Stored dataset items
▬▬▬

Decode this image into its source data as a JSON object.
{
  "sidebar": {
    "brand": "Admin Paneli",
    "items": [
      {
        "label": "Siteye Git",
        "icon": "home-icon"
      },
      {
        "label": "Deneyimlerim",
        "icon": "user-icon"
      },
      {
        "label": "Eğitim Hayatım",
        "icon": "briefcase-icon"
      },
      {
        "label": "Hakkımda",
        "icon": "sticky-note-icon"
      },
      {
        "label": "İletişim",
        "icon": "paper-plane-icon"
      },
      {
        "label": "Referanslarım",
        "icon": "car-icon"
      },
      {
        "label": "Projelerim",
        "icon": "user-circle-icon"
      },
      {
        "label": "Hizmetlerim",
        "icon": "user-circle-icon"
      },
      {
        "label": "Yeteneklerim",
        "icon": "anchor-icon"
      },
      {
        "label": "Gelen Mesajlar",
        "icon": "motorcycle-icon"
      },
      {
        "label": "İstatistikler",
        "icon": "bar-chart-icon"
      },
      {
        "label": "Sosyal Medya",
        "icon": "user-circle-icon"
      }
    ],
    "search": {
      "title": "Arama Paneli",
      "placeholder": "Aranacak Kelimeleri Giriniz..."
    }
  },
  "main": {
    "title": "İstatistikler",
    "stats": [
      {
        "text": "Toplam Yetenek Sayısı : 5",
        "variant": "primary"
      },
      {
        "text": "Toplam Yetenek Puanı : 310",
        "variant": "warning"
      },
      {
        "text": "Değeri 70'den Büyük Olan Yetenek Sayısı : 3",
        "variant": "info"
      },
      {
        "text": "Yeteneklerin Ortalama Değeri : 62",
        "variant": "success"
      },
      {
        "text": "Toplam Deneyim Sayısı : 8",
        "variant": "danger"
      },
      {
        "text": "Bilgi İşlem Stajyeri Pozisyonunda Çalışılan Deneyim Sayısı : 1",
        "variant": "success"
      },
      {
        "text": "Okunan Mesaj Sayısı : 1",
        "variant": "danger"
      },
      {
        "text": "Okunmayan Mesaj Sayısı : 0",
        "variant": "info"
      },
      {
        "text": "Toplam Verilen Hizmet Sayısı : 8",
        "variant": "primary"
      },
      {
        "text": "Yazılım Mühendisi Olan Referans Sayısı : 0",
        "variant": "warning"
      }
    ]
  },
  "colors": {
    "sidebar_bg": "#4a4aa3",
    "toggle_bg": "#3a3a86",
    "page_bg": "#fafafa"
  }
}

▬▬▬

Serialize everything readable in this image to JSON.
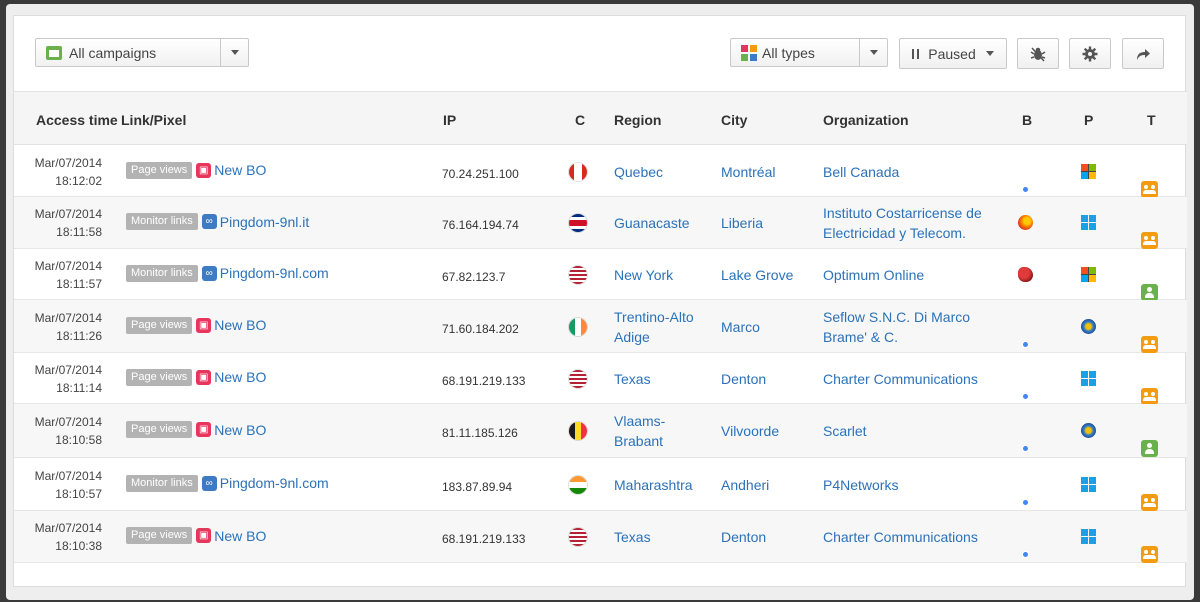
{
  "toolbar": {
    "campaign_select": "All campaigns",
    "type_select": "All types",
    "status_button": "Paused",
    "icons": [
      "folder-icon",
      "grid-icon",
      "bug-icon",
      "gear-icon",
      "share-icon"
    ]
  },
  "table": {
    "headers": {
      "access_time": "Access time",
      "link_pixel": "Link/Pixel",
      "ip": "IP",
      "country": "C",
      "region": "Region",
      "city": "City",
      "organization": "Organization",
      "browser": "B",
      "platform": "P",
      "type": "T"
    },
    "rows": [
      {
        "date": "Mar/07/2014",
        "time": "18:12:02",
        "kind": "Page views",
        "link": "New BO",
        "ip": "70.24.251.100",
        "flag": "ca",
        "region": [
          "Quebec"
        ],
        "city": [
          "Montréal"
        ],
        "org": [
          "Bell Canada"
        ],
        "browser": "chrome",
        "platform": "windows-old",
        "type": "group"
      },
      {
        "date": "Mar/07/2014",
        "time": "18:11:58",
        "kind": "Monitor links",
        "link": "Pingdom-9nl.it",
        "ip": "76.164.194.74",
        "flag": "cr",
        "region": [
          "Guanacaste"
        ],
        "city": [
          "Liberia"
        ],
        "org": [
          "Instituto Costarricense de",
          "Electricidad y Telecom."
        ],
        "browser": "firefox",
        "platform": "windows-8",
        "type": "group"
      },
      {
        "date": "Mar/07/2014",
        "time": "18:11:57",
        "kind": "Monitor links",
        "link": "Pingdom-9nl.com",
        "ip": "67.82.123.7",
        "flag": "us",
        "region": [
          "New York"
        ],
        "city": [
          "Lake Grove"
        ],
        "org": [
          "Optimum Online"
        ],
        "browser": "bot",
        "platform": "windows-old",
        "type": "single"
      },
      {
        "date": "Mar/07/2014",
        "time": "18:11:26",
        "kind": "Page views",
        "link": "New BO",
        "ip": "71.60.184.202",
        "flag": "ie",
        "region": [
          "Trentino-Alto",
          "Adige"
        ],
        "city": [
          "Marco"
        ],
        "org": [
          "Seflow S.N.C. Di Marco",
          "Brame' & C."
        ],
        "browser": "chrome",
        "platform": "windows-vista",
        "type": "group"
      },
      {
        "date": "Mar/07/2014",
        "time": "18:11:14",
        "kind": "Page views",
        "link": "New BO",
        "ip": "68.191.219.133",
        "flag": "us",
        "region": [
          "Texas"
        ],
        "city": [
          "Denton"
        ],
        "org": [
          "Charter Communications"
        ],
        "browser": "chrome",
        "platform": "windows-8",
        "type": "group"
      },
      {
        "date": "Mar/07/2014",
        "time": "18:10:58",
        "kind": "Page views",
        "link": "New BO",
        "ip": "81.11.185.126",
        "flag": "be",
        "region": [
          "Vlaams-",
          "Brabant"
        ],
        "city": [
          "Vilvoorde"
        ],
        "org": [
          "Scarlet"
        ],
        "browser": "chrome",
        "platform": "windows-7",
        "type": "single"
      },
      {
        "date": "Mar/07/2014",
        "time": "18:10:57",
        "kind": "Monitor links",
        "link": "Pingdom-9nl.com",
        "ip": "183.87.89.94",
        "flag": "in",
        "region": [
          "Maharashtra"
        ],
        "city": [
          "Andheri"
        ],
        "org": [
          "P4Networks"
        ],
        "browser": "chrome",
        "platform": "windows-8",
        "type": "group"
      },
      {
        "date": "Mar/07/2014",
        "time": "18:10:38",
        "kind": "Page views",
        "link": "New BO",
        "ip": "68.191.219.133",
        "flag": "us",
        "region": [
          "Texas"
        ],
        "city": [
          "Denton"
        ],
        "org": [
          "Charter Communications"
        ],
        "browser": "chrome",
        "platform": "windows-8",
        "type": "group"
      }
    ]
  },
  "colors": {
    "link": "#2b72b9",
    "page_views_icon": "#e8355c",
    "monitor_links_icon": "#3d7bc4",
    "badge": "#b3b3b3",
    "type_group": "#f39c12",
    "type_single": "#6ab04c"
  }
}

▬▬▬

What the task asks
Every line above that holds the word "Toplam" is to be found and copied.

Response area
        "text": "Toplam Yetenek Sayısı : 5",
        "text": "Toplam Yetenek Puanı : 310",
        "text": "Toplam Deneyim Sayısı : 8",
        "text": "Toplam Verilen Hizmet Sayısı : 8",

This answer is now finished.